When it comes to horror games, the main goal is to scare the players. The recent controversy surrounding Lethal Company’s decision to add an option to disable spiders has sparked a debate about the boundaries of horror game design. On one hand, there is a need for accessibility and accommodating individual needs, but on the other hand, removing horror elements can dilute the essence of the game itself. Some argue that horror games should evoke fear and discomfort, as these emotions are inherent to the genre. Like riding a roller coaster, if it’s not scary, it doesn’t fulfill its purpose. However, others believe that incorporating players’ fears and phobias can make games more accessible and enjoyable for a wider audience.
The challenge lies in determining where to draw the line. If game developers start adding accessibility options for every phobia and fear, it could become overwhelming and diminish the original design considerations. There are also questions about which fears are considered important to accommodate and which are not.
While accessibility is important, it’s equally crucial for players to have a choice in the games they play. If a horror game includes elements that trigger personal phobias, it may be worth exploring other genres of games. Checking reviews and content warnings that may cause discomfort can provide valuable insights into potential content that might evoke distress.

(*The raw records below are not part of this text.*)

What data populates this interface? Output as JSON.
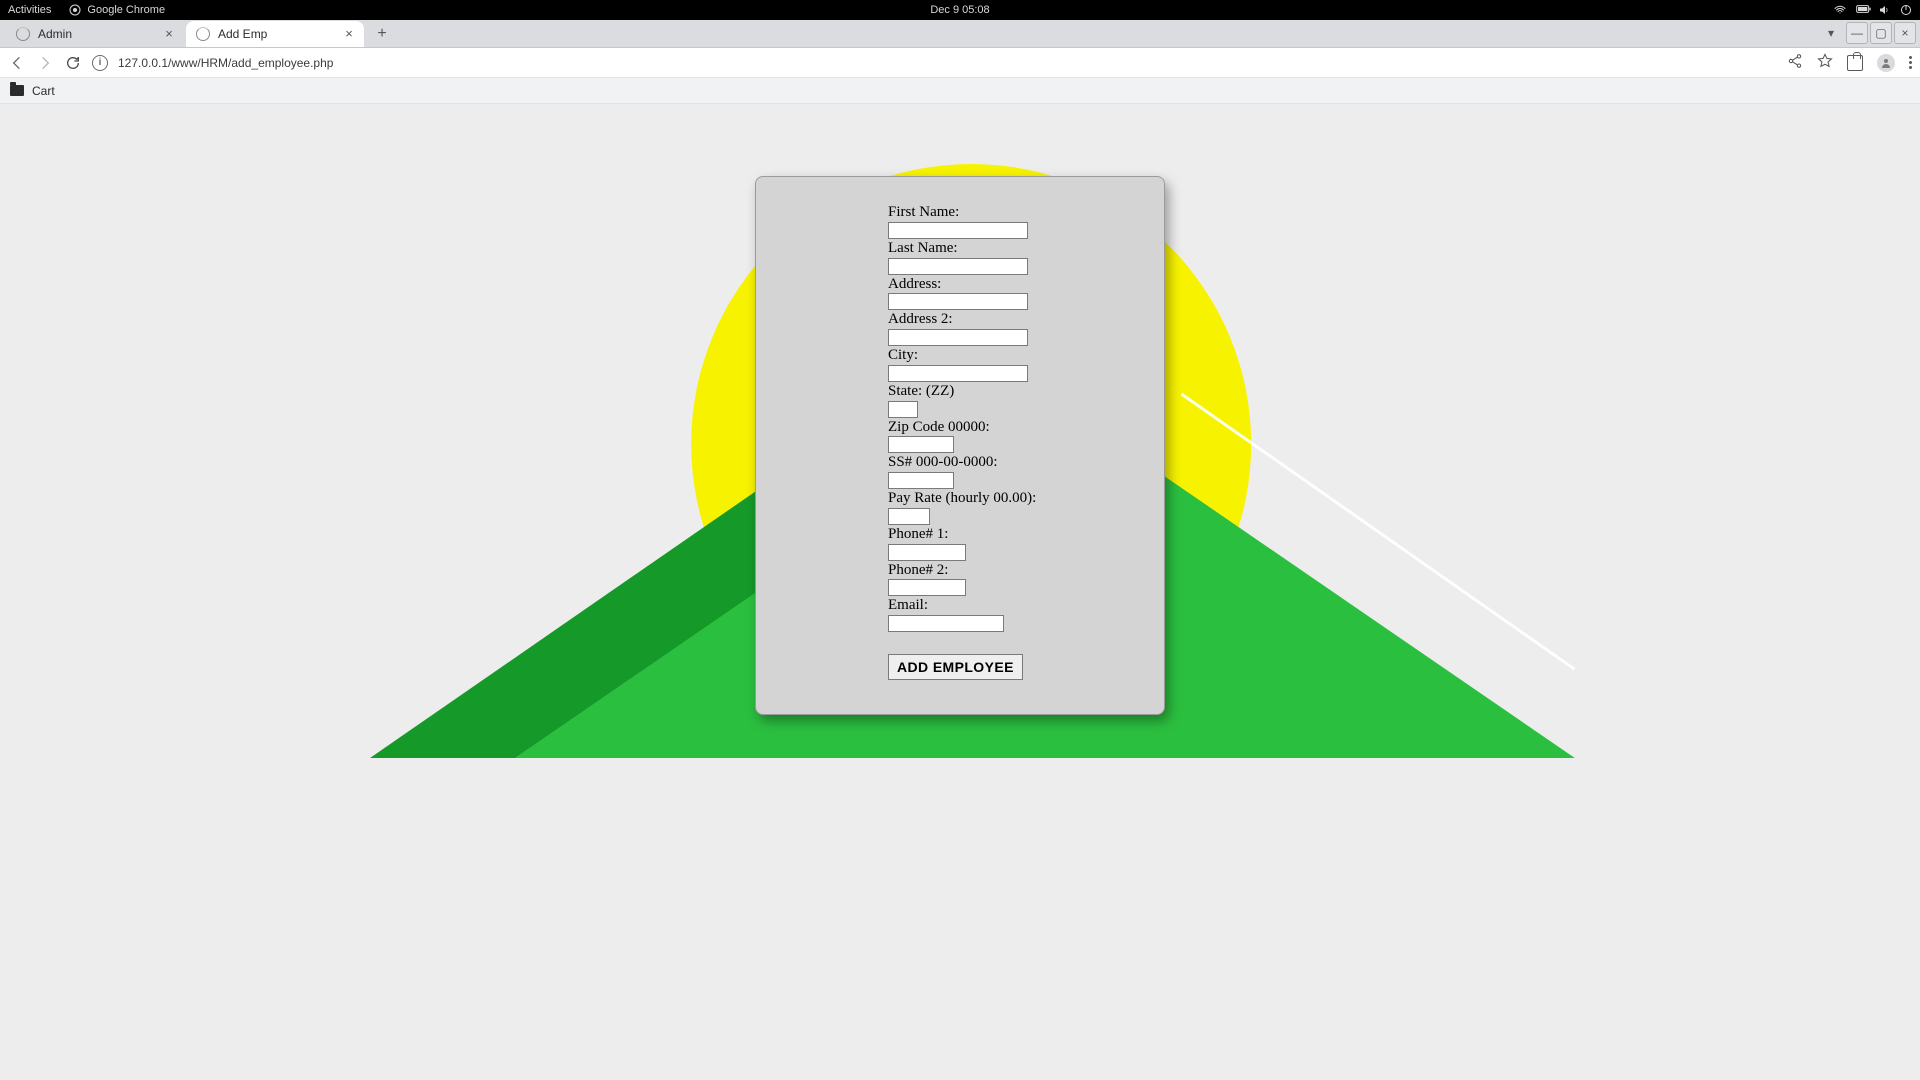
{
  "os": {
    "activities": "Activities",
    "app_name": "Google Chrome",
    "clock": "Dec 9  05:08"
  },
  "browser": {
    "tabs": [
      {
        "title": "Admin",
        "active": false
      },
      {
        "title": "Add Emp",
        "active": true
      }
    ],
    "url": "127.0.0.1/www/HRM/add_employee.php",
    "bookmarks": [
      {
        "label": "Cart"
      }
    ]
  },
  "form": {
    "first_name_label": "First Name:",
    "last_name_label": "Last Name:",
    "address_label": "Address:",
    "address2_label": "Address 2:",
    "city_label": "City:",
    "state_label": "State: (ZZ)",
    "zip_label": "Zip Code 00000:",
    "ssn_label": "SS# 000-00-0000:",
    "pay_rate_label": "Pay Rate (hourly 00.00):",
    "phone1_label": "Phone# 1:",
    "phone2_label": "Phone# 2:",
    "email_label": "Email:",
    "submit_label": "ADD EMPLOYEE",
    "values": {
      "first_name": "",
      "last_name": "",
      "address": "",
      "address2": "",
      "city": "",
      "state": "",
      "zip": "",
      "ssn": "",
      "pay_rate": "",
      "phone1": "",
      "phone2": "",
      "email": ""
    }
  }
}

Maintaining integrity as game creators is key. By adding the option to disable horror elements, developers risk compromising the very essence they worked hard on. However, it’s worth noting that accessibility options have long been present in games, catering to various needs such as colorblind modes or mouse inversion.
Ultimately, finding a balance between accessibility and maintaining the integrity of horror games is a challenging task. Game developers must consider the impact of their decisions on overall gameplay and whether accommodating specific fears aligns with the original vision. By incorporating accessibility, developers can expand their audience, but they must carefully navigate the boundaries of individual needs while preserving the essence of their games.